You do not have to prove that abuse is occurring; in fact, you don’t even have to know if it is. If you suspect child abuse, you can and should report it. Simply tell the authorities about what you saw or experienced that led you to believe that a child was experiencing abuse. Be as honest and thorough as possible. The branch of child protective services (CPS) in your state will then determine whether or not an investigation is necessary. If it is, they will take next steps after receiving your report to investigate and intervene.
How to Report Child Abuse
How you report child abuse — and who you report it to — varies from state to state. The Child Welfare Information Gateway maintains a list of state child abuse and neglect reporting numbers and websites where you can reach out to disclose abuse. You can also call the Childhelp National Child Abuse Hotline, which is available 24 hours a day, seven days a week, for assistance and information on how to report abuse and the proper place to report it to. However, if someone is in serious or imminent danger, call 911 immediately to get help.
How to Offer Support After Abuse
Children who have been abused need different care and support than children who have not been abused. As an educator, social worker, or other professional involved in their life, you need to understand the effects they may face now and in the future because of abuse, and what they need from the positive adult relationships in their lives to heal and overcome it. Always be patient, supportive, and respectful as you help them build up their confidence and self-esteem in a safe and structured environment. Though helping children cope with abuse can be difficult, it’s much better to speak up and get them the help they need.
Additional Resources and Further Reading
For more information on child abuse prevention and intervention, consult the following resources and organizations:

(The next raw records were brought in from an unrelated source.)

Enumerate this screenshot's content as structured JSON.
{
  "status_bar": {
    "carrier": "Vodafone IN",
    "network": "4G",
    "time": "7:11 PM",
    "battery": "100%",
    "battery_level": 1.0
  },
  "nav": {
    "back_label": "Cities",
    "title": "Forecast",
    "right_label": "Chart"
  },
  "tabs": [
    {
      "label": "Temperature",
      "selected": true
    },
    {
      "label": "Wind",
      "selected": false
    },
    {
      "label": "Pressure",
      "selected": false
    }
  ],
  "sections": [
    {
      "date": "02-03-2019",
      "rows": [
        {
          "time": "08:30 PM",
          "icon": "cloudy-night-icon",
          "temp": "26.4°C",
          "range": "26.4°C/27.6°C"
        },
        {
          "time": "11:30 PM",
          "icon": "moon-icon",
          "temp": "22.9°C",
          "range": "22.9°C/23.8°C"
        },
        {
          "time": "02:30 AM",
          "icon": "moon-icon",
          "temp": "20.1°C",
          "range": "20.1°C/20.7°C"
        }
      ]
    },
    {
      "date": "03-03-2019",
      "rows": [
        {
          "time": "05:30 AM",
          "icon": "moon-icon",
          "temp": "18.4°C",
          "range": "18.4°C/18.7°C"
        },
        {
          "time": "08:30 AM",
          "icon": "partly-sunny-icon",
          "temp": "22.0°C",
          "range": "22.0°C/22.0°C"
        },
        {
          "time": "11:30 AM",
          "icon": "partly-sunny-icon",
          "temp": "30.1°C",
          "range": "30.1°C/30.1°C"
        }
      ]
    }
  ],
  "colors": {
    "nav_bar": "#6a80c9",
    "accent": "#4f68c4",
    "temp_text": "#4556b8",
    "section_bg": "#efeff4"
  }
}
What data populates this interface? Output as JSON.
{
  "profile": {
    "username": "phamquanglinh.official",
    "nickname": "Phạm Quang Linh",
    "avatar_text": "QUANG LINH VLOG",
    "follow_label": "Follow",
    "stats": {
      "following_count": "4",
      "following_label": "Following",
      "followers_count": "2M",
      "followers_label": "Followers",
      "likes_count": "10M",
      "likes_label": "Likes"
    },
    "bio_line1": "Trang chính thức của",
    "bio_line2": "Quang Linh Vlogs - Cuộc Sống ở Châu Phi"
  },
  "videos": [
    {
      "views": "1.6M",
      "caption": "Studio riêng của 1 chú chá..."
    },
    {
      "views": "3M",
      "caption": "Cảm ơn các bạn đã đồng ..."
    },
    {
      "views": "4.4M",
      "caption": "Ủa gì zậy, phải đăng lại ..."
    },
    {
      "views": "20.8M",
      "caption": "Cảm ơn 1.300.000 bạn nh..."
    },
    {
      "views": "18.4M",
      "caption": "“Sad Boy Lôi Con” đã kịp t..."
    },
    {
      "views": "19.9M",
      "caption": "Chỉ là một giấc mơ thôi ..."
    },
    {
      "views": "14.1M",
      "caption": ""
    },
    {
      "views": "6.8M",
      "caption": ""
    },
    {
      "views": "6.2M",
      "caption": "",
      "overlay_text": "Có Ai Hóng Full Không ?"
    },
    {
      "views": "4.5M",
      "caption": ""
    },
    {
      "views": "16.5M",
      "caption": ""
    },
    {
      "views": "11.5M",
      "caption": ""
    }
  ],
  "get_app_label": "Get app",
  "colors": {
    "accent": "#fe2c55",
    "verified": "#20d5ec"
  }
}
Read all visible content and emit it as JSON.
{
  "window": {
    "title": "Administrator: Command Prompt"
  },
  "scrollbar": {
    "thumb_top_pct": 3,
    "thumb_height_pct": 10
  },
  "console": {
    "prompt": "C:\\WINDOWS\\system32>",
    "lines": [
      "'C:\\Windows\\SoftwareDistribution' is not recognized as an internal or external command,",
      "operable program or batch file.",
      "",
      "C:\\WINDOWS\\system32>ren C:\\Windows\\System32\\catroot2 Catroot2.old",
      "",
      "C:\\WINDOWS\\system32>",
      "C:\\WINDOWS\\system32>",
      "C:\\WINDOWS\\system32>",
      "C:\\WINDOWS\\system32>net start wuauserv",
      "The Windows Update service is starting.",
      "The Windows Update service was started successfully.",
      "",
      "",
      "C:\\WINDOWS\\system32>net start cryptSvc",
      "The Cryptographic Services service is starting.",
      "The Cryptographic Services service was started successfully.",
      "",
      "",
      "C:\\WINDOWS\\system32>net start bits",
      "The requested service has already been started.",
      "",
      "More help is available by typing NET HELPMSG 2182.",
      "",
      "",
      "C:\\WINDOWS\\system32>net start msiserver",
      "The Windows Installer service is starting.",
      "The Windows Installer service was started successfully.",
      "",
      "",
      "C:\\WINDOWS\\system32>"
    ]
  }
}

- AVANCE: This nonprofit organization works to strengthen low-income families by helping them overcome isolation and lack of opportunity.
- Child Welfare Information Gateway: A service offered by the federal Children’s Bureau, this website aims to protect the welfare of children with educational materials and resources.
- CyberTipline: This hotline takes reports of online exploitation of children, and will help reporters determine the best law enforcement agency or authority to contact.
- GenerationFIVE: This organization’s goal is to put an end to child sexual abuse within the next five generations.
- International Society for Prevention of Child Abuse and Neglect: This is the world’s only international organization that connects different professionals to prevent child abuse.
- The National Child Traumatic Stress Network: Created by Congress as part of the Children’s Health Act, this organization works to improve access to the services that traumatized children, their families, and their communities need.
- Parents Anonymous: This organization helps strengthen family bonds to help prevent abuse and neglect before it ever happens.
- Prevent Child Abuse America: This nonprofit organization works to prevent child abuse and neglect, and improve the health and wellbeing of children across the U.S.
- The Resilience Project: This organization works to help build up the resiliency of and support children who have been exposed to violence, adverse childhood events, and trauma.
- Stop It Now!: This nonprofit group works to prevent child sexual abuse by strengthening and educating communities all around the country.